“It’s remarkable how Laura and Nathan capture the twin fiddle tradition – there’s such a raw brilliance to it,” says O’Donovan. “They also are very thoughtful and articulate about what they play and how they play it, which suits our format very well: We’re looking to illuminate the music tradition and invite people to think about its nuances.”

Stevens is widely acknowledged as one of the foremost Irish-style accordion and concertina players in the US. Although based in Maine – he was named a master musician and awarded a fellowship by the state’s Arts Commission – he has numerous connections to the Greater Boston area, performing at events and venues such as the Dorchester Irish Heritage Festival, BCMFest, The Burren Backroom, and the Boston College Gaelic Roots series, and teaching at Boston’s Comhaltas Ceoltóirí Éireann music school. He is a member of The Press Gang, which has released three albums, and more recently showcased his talents on piano in a trio with fiddler Caitlin Finley and flute and uilleann pipes player Will Woodson that recorded the CD “The Glory Reel.” 

“Chris’s musicianship is just outstanding, and we’re especially looking forward to having him as part of the marvelous ensemble that will be playing during the show,” says O’Brien.

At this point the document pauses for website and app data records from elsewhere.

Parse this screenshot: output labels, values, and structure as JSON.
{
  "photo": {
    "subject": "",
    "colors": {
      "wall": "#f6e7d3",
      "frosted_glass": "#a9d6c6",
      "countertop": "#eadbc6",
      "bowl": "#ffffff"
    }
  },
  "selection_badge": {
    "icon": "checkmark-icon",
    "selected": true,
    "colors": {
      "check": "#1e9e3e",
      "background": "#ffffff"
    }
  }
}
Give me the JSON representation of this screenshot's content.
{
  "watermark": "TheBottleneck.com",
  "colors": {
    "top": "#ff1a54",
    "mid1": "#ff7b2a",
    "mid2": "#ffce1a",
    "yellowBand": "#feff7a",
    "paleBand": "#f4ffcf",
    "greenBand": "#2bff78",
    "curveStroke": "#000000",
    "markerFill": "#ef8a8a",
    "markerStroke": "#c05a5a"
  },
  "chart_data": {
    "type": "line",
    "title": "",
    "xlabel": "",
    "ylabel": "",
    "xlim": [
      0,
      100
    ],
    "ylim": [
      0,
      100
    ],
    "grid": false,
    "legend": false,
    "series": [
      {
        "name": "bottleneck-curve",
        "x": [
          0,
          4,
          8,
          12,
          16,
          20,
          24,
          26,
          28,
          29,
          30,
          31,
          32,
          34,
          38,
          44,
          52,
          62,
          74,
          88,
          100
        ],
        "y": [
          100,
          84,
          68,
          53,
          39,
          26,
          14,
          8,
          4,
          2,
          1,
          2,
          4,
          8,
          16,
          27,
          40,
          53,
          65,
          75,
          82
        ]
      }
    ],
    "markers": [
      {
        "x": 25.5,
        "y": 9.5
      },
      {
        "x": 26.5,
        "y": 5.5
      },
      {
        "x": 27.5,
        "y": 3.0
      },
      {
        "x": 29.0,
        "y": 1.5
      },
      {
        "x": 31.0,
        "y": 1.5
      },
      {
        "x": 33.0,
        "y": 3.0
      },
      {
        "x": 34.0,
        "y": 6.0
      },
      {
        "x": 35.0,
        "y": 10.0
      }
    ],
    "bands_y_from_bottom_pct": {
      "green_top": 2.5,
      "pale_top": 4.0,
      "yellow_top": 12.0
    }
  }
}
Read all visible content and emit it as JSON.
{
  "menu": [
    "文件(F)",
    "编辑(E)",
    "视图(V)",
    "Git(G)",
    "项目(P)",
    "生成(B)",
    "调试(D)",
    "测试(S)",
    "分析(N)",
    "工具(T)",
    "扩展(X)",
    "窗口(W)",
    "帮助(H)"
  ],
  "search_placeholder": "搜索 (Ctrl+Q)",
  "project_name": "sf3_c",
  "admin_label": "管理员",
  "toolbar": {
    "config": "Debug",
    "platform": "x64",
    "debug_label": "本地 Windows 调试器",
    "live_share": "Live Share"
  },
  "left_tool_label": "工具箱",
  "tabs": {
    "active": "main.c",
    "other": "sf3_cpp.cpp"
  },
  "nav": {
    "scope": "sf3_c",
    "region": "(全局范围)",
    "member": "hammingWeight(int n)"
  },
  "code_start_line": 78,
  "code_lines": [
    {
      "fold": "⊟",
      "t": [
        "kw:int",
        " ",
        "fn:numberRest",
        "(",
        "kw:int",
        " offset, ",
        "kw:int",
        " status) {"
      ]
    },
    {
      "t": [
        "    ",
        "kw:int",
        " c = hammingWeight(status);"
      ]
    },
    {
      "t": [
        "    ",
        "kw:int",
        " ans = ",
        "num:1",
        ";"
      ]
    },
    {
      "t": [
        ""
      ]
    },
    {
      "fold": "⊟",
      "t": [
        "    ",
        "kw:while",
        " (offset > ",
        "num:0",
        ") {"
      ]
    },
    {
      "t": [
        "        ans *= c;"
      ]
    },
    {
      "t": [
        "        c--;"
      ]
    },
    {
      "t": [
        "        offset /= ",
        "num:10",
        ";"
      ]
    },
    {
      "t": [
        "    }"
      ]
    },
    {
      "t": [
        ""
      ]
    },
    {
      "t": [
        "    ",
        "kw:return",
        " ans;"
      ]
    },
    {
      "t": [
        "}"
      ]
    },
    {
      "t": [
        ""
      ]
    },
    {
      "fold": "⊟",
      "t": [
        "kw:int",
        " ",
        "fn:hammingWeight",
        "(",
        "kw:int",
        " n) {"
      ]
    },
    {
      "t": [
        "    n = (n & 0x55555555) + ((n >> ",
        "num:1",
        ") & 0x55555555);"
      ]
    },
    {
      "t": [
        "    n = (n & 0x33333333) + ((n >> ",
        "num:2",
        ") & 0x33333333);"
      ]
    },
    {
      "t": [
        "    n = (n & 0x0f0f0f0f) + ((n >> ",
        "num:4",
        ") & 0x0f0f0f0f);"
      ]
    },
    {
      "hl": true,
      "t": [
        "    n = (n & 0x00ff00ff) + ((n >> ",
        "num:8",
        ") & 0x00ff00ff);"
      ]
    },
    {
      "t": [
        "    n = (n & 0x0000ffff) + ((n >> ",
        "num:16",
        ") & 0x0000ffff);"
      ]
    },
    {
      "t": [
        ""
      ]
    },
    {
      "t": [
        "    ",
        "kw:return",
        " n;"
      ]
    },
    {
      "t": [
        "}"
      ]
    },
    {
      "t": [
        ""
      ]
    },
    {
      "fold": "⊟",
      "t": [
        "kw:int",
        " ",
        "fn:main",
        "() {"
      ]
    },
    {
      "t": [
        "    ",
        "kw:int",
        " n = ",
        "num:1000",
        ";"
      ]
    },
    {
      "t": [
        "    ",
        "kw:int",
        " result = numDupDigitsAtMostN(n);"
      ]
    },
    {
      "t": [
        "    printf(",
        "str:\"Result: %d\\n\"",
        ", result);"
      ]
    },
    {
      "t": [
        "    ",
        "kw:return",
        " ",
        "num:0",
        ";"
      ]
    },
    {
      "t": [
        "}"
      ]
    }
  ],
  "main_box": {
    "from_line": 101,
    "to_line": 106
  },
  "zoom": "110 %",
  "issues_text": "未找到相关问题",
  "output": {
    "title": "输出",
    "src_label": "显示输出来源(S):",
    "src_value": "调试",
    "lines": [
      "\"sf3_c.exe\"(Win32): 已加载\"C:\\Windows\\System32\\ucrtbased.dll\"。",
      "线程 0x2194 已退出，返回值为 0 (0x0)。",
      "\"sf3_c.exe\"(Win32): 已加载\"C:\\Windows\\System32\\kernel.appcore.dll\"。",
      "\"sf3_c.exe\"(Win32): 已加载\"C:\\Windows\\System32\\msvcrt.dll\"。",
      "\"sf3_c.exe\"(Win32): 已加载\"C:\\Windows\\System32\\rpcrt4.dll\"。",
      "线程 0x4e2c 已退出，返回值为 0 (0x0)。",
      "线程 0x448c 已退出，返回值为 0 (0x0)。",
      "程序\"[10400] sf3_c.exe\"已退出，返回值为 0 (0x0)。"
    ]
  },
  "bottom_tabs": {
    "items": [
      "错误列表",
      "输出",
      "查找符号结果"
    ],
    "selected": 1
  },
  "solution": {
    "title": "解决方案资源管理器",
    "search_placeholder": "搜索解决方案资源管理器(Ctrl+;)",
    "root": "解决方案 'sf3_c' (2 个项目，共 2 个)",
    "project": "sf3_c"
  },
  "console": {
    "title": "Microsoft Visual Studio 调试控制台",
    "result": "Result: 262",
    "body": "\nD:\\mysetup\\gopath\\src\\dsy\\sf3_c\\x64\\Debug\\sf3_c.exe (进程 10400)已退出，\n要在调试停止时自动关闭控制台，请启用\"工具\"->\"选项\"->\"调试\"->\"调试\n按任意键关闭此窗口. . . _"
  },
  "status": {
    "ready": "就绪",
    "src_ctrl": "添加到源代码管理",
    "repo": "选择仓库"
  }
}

Ryan, who in addition to uilleann pipes plays flute and whistle, has won five All-Ireland medals, including first place as the slow airs champion on pipes. He has taught at the Boston Comhaltas music school for a number of years, and received grants from the Southern New England Traditional Arts Apprenticeship Program to support his teaching of Irish music and history to several apprentices, furthering the art of the session in New England.

“It’s no secret that I’ve been enchanted by the uilleann pipes, and we’re glad to have a brilliant young musician like Torrin on hand for this year,” says O’Donovan.

Smith-Wallace, the featured female dancer in last year’s “A Christmas Celtic Sojourn” production, studied at the Smith-Houlihan Irish Dance Academy of Norwood and was the World Irish Step Dancing Champion in 2004 – the youngest American female ever to win the world title at that time; she went on to garner two more gold world medals in 2005 and 2009. Moving to New York City, Smith-Wallace expanded her portfolio to include ballet, tap, jazz, hip-hop, and musical dance theater. Her stage credits include “West Side Story,” “Peter Pan,” “A Chorus Line,” “Guys and Dolls” and “Pippin.” She also was the female lead dancer on the national tour of “Rockin’ Road to Dublin,” a nationally touring Irish-rock fusion show.

McCormack, who started dancing at the age of five for the O’Shea-Chaplin Academy of Irish Dance in Boston, has an equally impressive record as a competitive dancer: He placed in the top five at multiple national and international competitions, including first at the All-Ireland Championships and the World Championships in ceili/figure dancing. He started his professional career with Michael Flatley’s “Lord of the Dance,” and after performing in London’s West End and on Broadway, he landed a coveted role in “Riverdance” in 2017.

 “Ashley was a pleasure to work with in ‘Christmas Celtic Sojourn,’ and now she gets to spread her wings as choreographer for this year’s ‘St. Patrick’s Day Celtic Sojourn,’” says O’Donovan. “Kevin, like Ashley, is an extraordinarily accomplished dancer and is definitely used to the big stage.”

Murphy has been a familiar figure in the Boston/New England folk music scene for the better part of three decades, as a co-founder (along with his wife, the fiddler Becky Tracy) of the groundbreaking trio Nightingale, an accompanist for numerous performers, including fiddlers like Brian Conway and Hanneke Cassel, or a soloist. To all his musical enterprises, Murphy brings a rhythmically savvy and engaging guitar style, and clear, resonant singing – with a repertoire drawn from his native Newfoundland as well as English, Scottish, Irish, and French traditions – as well as a masterful flair for arrangements.

“Everyone who’s worked with Keith has admired his creativity and leadership,” says O’Donovan. “He just ties it all up with a splendid bow.”

For ticket information and other details about “A St. Patrick’s Day Celtic Sojourn,” go to